Problem details:
Copy every line in the records below that contains the word "план".

☆ ☆ ☆ ☆

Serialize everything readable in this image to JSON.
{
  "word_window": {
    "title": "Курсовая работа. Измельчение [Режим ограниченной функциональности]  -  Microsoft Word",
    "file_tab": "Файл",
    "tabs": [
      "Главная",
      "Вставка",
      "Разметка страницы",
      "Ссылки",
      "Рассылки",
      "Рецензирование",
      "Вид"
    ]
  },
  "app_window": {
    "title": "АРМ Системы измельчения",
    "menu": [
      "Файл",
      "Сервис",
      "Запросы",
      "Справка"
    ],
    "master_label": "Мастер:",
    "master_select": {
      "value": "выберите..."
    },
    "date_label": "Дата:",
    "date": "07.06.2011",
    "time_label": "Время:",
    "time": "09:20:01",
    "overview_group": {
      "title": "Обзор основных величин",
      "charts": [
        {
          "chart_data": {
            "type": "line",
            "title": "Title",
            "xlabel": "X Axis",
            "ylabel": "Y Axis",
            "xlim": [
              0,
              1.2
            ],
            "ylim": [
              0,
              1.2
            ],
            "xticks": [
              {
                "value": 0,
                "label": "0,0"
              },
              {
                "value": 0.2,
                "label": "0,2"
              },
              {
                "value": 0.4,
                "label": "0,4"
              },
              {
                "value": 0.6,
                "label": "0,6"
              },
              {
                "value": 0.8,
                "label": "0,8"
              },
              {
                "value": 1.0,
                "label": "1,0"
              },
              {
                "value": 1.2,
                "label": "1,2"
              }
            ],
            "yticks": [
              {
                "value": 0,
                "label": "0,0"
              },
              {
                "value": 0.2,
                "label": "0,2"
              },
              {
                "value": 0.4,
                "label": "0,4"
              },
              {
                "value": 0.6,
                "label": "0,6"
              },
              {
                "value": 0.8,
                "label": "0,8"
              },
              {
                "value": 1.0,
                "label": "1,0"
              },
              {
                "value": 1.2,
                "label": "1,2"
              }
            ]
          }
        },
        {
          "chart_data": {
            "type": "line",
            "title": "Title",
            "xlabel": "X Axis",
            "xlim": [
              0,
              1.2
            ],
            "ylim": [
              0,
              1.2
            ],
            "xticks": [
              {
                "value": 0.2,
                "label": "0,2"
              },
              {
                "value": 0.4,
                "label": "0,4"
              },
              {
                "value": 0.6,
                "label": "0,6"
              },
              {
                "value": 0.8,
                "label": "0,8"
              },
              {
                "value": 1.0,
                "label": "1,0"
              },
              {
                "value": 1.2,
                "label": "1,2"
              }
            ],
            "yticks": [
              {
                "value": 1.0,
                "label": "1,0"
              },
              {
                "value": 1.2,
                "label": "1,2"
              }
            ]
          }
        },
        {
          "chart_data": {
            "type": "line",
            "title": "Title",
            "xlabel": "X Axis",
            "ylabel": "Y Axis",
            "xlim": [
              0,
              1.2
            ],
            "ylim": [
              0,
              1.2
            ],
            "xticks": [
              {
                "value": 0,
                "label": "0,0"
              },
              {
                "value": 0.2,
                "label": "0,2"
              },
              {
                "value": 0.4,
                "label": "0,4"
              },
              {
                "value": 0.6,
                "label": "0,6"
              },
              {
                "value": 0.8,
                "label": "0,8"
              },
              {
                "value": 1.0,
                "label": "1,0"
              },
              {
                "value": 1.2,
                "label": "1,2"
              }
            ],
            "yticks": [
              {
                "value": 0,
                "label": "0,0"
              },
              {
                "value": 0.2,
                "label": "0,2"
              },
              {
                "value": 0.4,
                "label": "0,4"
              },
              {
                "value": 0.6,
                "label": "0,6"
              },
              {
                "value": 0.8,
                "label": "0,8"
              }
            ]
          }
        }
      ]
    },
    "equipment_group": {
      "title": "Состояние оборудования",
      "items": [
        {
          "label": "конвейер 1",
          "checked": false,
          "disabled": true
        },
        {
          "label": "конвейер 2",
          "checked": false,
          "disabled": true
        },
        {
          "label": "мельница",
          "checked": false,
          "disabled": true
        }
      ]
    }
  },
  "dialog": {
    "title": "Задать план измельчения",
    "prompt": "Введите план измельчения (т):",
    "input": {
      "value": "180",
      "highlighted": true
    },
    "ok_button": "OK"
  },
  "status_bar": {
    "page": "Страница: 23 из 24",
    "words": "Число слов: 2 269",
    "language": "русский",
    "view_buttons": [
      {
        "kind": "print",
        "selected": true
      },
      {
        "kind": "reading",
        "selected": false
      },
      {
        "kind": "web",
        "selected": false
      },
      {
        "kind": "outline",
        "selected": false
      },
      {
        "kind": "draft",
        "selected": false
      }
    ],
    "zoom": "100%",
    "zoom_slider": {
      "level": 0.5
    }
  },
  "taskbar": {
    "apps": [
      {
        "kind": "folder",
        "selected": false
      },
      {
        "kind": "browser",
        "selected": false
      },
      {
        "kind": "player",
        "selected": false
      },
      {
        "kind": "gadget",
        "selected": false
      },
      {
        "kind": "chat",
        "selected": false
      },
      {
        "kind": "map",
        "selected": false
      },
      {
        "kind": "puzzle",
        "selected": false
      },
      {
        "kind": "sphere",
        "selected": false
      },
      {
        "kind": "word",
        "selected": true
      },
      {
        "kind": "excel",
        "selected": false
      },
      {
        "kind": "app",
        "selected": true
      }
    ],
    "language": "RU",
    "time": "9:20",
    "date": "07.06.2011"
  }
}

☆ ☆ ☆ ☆

Completed task:
    "title": "Задать план измельчения",
    "prompt": "Введите план измельчения (т):",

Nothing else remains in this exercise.